Data under study:
++++++++++

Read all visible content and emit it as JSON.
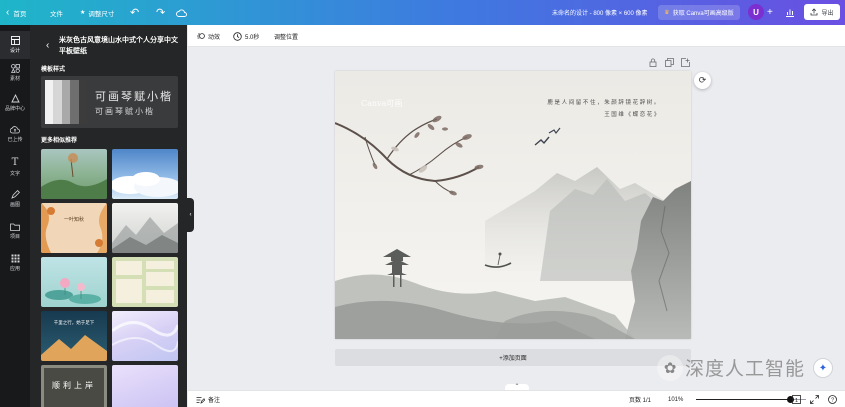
{
  "topbar": {
    "back_label": "首页",
    "file_label": "文件",
    "resize_label": "调整尺寸",
    "status": "未命名的设计 - 800 像素 × 600 像素",
    "pro_label": "获取 Canva可画高级版",
    "avatar_initial": "U",
    "export_label": "导出"
  },
  "rail": {
    "items": [
      {
        "label": "设计",
        "icon": "layout-icon"
      },
      {
        "label": "素材",
        "icon": "shapes-icon"
      },
      {
        "label": "品牌中心",
        "icon": "brand-icon"
      },
      {
        "label": "已上传",
        "icon": "upload-icon"
      },
      {
        "label": "文字",
        "icon": "text-icon"
      },
      {
        "label": "画图",
        "icon": "draw-icon"
      },
      {
        "label": "项目",
        "icon": "folder-icon"
      },
      {
        "label": "应用",
        "icon": "apps-icon"
      }
    ]
  },
  "panel": {
    "title": "米灰色古风意境山水中式个人分享中文平板壁纸",
    "font_section": "模板样式",
    "font_sample_1": "可画琴赋小楷",
    "font_sample_2": "可画琴赋小楷",
    "more_section": "更多相似推荐",
    "tile_texts": [
      "一叶知秋",
      "千里之行，始于足下",
      "顺利上岸"
    ]
  },
  "editor_toolbar": {
    "animate_label": "动效",
    "duration_label": "5.0秒",
    "position_label": "调整位置"
  },
  "canvas": {
    "logo": "Canva可画",
    "poem_line1": "鹿是人间留不住，朱颜辞镜花辞树。",
    "poem_line2": "王国维《蝶恋花》",
    "add_page_label": "+添加页面"
  },
  "bottombar": {
    "notes_label": "备注",
    "page_label": "页数 1/1",
    "zoom_label": "101%",
    "zoom_fraction": 0.86
  },
  "watermark": {
    "text": "深度人工智能"
  },
  "colors": {
    "topbar_start": "#1fb6c9",
    "topbar_end": "#6a4fe3",
    "avatar": "#7b2fd0",
    "rail_bg": "#18191b",
    "panel_bg": "#252627",
    "canvas_bg": "#ebecf0"
  }
}
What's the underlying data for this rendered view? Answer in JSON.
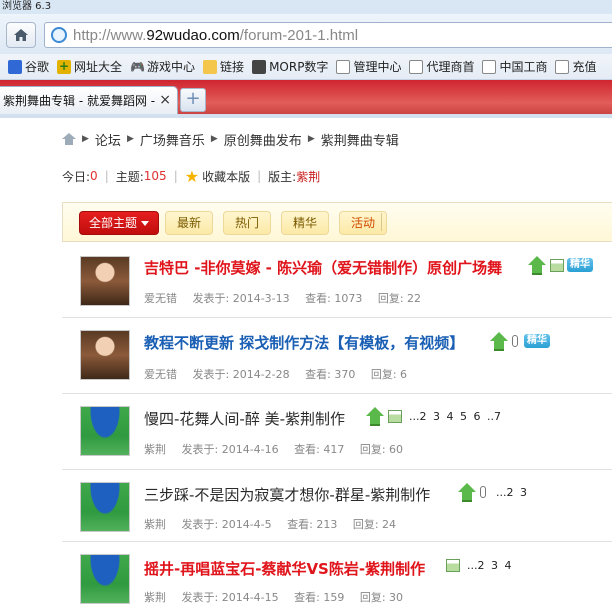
{
  "window": {
    "title": "浏览器 6.3"
  },
  "address": {
    "prefix": "http://www.",
    "host": "92wudao.com",
    "path": "/forum-201-1.html"
  },
  "bookmarks": [
    {
      "label": "谷歌",
      "icon": "baidu-icon"
    },
    {
      "label": "网址大全",
      "icon": "plus-icon"
    },
    {
      "label": "游戏中心",
      "icon": "gamepad-icon"
    },
    {
      "label": "链接",
      "icon": "folder-icon"
    },
    {
      "label": "MORP数字",
      "icon": "morp-icon"
    },
    {
      "label": "管理中心",
      "icon": "page-icon"
    },
    {
      "label": "代理商首",
      "icon": "page-icon"
    },
    {
      "label": "中国工商",
      "icon": "page-icon"
    },
    {
      "label": "充值",
      "icon": "page-icon"
    }
  ],
  "tab": {
    "title": "紫荆舞曲专辑 - 就爱舞蹈网 -",
    "close": "×",
    "new": "+"
  },
  "breadcrumb": [
    "论坛",
    "广场舞音乐",
    "原创舞曲发布",
    "紫荆舞曲专辑"
  ],
  "stats": {
    "today_label": "今日:",
    "today_value": "0",
    "topics_label": "主题:",
    "topics_value": "105",
    "favorite_label": "收藏本版",
    "moderator_label": "版主:",
    "moderator_value": "紫荆"
  },
  "filters": {
    "all": "全部主题",
    "new": "最新",
    "hot": "热门",
    "digest": "精华",
    "event": "活动"
  },
  "threads": [
    {
      "title": "吉特巴 -非你莫嫁 - 陈兴瑜（爱无错制作）原创广场舞",
      "style": "red",
      "author": "爱无错",
      "posted": "发表于: 2014-3-13",
      "views": "查看: 1073",
      "replies": "回复: 22",
      "digest": "精华",
      "pages": ""
    },
    {
      "title": "教程不断更新 探戈制作方法【有模板，有视频】",
      "style": "blue",
      "author": "爱无错",
      "posted": "发表于: 2014-2-28",
      "views": "查看: 370",
      "replies": "回复: 6",
      "digest": "精华",
      "pages": ""
    },
    {
      "title": "慢四-花舞人间-醉 美-紫荆制作",
      "style": "normal",
      "author": "紫荆",
      "posted": "发表于: 2014-4-16",
      "views": "查看: 417",
      "replies": "回复: 60",
      "digest": "",
      "pages": "...2 3 4 5 6 ..7"
    },
    {
      "title": "三步踩-不是因为寂寞才想你-群星-紫荆制作",
      "style": "normal",
      "author": "紫荆",
      "posted": "发表于: 2014-4-5",
      "views": "查看: 213",
      "replies": "回复: 24",
      "digest": "",
      "pages": "...2 3"
    },
    {
      "title": "摇井-再唱蓝宝石-蔡献华VS陈岩-紫荆制作",
      "style": "red",
      "author": "紫荆",
      "posted": "发表于: 2014-4-15",
      "views": "查看: 159",
      "replies": "回复: 30",
      "digest": "",
      "pages": "...2 3 4"
    }
  ]
}
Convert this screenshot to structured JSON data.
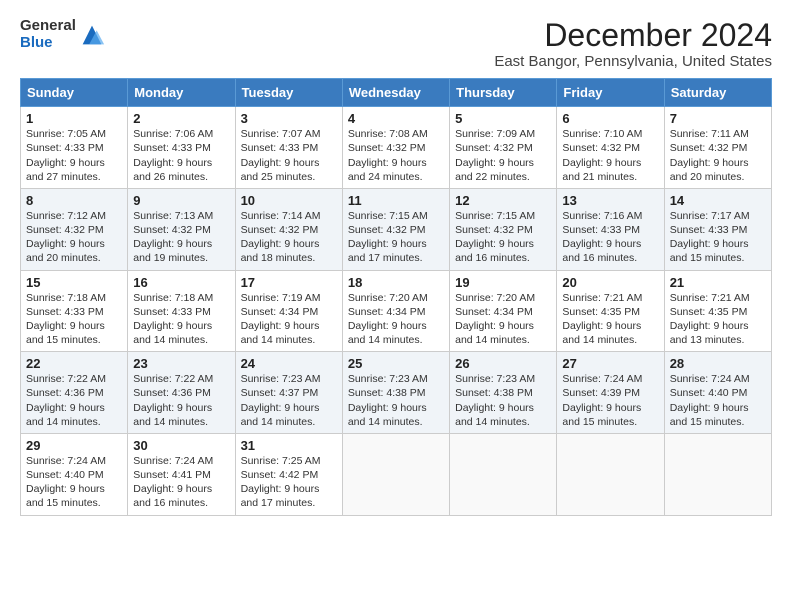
{
  "logo": {
    "general": "General",
    "blue": "Blue"
  },
  "header": {
    "title": "December 2024",
    "subtitle": "East Bangor, Pennsylvania, United States"
  },
  "weekdays": [
    "Sunday",
    "Monday",
    "Tuesday",
    "Wednesday",
    "Thursday",
    "Friday",
    "Saturday"
  ],
  "weeks": [
    [
      {
        "day": "1",
        "sunrise": "Sunrise: 7:05 AM",
        "sunset": "Sunset: 4:33 PM",
        "daylight": "Daylight: 9 hours and 27 minutes."
      },
      {
        "day": "2",
        "sunrise": "Sunrise: 7:06 AM",
        "sunset": "Sunset: 4:33 PM",
        "daylight": "Daylight: 9 hours and 26 minutes."
      },
      {
        "day": "3",
        "sunrise": "Sunrise: 7:07 AM",
        "sunset": "Sunset: 4:33 PM",
        "daylight": "Daylight: 9 hours and 25 minutes."
      },
      {
        "day": "4",
        "sunrise": "Sunrise: 7:08 AM",
        "sunset": "Sunset: 4:32 PM",
        "daylight": "Daylight: 9 hours and 24 minutes."
      },
      {
        "day": "5",
        "sunrise": "Sunrise: 7:09 AM",
        "sunset": "Sunset: 4:32 PM",
        "daylight": "Daylight: 9 hours and 22 minutes."
      },
      {
        "day": "6",
        "sunrise": "Sunrise: 7:10 AM",
        "sunset": "Sunset: 4:32 PM",
        "daylight": "Daylight: 9 hours and 21 minutes."
      },
      {
        "day": "7",
        "sunrise": "Sunrise: 7:11 AM",
        "sunset": "Sunset: 4:32 PM",
        "daylight": "Daylight: 9 hours and 20 minutes."
      }
    ],
    [
      {
        "day": "8",
        "sunrise": "Sunrise: 7:12 AM",
        "sunset": "Sunset: 4:32 PM",
        "daylight": "Daylight: 9 hours and 20 minutes."
      },
      {
        "day": "9",
        "sunrise": "Sunrise: 7:13 AM",
        "sunset": "Sunset: 4:32 PM",
        "daylight": "Daylight: 9 hours and 19 minutes."
      },
      {
        "day": "10",
        "sunrise": "Sunrise: 7:14 AM",
        "sunset": "Sunset: 4:32 PM",
        "daylight": "Daylight: 9 hours and 18 minutes."
      },
      {
        "day": "11",
        "sunrise": "Sunrise: 7:15 AM",
        "sunset": "Sunset: 4:32 PM",
        "daylight": "Daylight: 9 hours and 17 minutes."
      },
      {
        "day": "12",
        "sunrise": "Sunrise: 7:15 AM",
        "sunset": "Sunset: 4:32 PM",
        "daylight": "Daylight: 9 hours and 16 minutes."
      },
      {
        "day": "13",
        "sunrise": "Sunrise: 7:16 AM",
        "sunset": "Sunset: 4:33 PM",
        "daylight": "Daylight: 9 hours and 16 minutes."
      },
      {
        "day": "14",
        "sunrise": "Sunrise: 7:17 AM",
        "sunset": "Sunset: 4:33 PM",
        "daylight": "Daylight: 9 hours and 15 minutes."
      }
    ],
    [
      {
        "day": "15",
        "sunrise": "Sunrise: 7:18 AM",
        "sunset": "Sunset: 4:33 PM",
        "daylight": "Daylight: 9 hours and 15 minutes."
      },
      {
        "day": "16",
        "sunrise": "Sunrise: 7:18 AM",
        "sunset": "Sunset: 4:33 PM",
        "daylight": "Daylight: 9 hours and 14 minutes."
      },
      {
        "day": "17",
        "sunrise": "Sunrise: 7:19 AM",
        "sunset": "Sunset: 4:34 PM",
        "daylight": "Daylight: 9 hours and 14 minutes."
      },
      {
        "day": "18",
        "sunrise": "Sunrise: 7:20 AM",
        "sunset": "Sunset: 4:34 PM",
        "daylight": "Daylight: 9 hours and 14 minutes."
      },
      {
        "day": "19",
        "sunrise": "Sunrise: 7:20 AM",
        "sunset": "Sunset: 4:34 PM",
        "daylight": "Daylight: 9 hours and 14 minutes."
      },
      {
        "day": "20",
        "sunrise": "Sunrise: 7:21 AM",
        "sunset": "Sunset: 4:35 PM",
        "daylight": "Daylight: 9 hours and 14 minutes."
      },
      {
        "day": "21",
        "sunrise": "Sunrise: 7:21 AM",
        "sunset": "Sunset: 4:35 PM",
        "daylight": "Daylight: 9 hours and 13 minutes."
      }
    ],
    [
      {
        "day": "22",
        "sunrise": "Sunrise: 7:22 AM",
        "sunset": "Sunset: 4:36 PM",
        "daylight": "Daylight: 9 hours and 14 minutes."
      },
      {
        "day": "23",
        "sunrise": "Sunrise: 7:22 AM",
        "sunset": "Sunset: 4:36 PM",
        "daylight": "Daylight: 9 hours and 14 minutes."
      },
      {
        "day": "24",
        "sunrise": "Sunrise: 7:23 AM",
        "sunset": "Sunset: 4:37 PM",
        "daylight": "Daylight: 9 hours and 14 minutes."
      },
      {
        "day": "25",
        "sunrise": "Sunrise: 7:23 AM",
        "sunset": "Sunset: 4:38 PM",
        "daylight": "Daylight: 9 hours and 14 minutes."
      },
      {
        "day": "26",
        "sunrise": "Sunrise: 7:23 AM",
        "sunset": "Sunset: 4:38 PM",
        "daylight": "Daylight: 9 hours and 14 minutes."
      },
      {
        "day": "27",
        "sunrise": "Sunrise: 7:24 AM",
        "sunset": "Sunset: 4:39 PM",
        "daylight": "Daylight: 9 hours and 15 minutes."
      },
      {
        "day": "28",
        "sunrise": "Sunrise: 7:24 AM",
        "sunset": "Sunset: 4:40 PM",
        "daylight": "Daylight: 9 hours and 15 minutes."
      }
    ],
    [
      {
        "day": "29",
        "sunrise": "Sunrise: 7:24 AM",
        "sunset": "Sunset: 4:40 PM",
        "daylight": "Daylight: 9 hours and 15 minutes."
      },
      {
        "day": "30",
        "sunrise": "Sunrise: 7:24 AM",
        "sunset": "Sunset: 4:41 PM",
        "daylight": "Daylight: 9 hours and 16 minutes."
      },
      {
        "day": "31",
        "sunrise": "Sunrise: 7:25 AM",
        "sunset": "Sunset: 4:42 PM",
        "daylight": "Daylight: 9 hours and 17 minutes."
      },
      null,
      null,
      null,
      null
    ]
  ]
}
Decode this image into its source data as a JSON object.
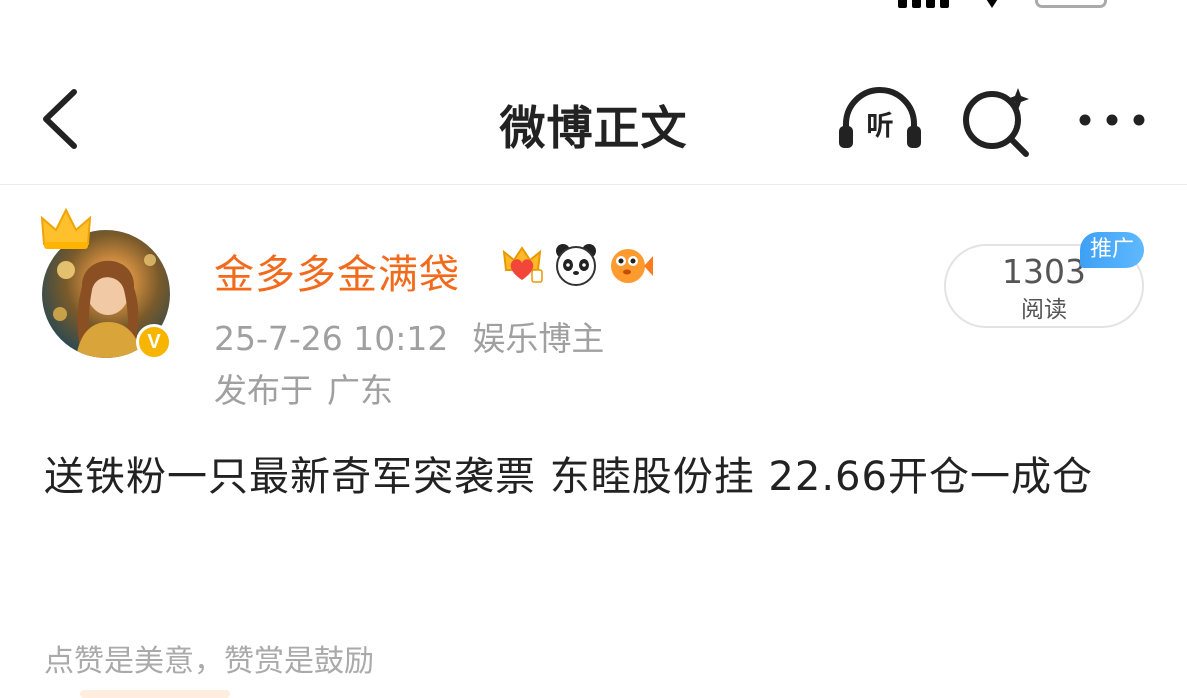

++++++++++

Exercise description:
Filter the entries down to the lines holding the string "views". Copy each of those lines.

The completed task:
      "views": "查看: 1073",
      "views": "查看: 370",
      "views": "查看: 417",
      "views": "查看: 213",
      "views": "查看: 159",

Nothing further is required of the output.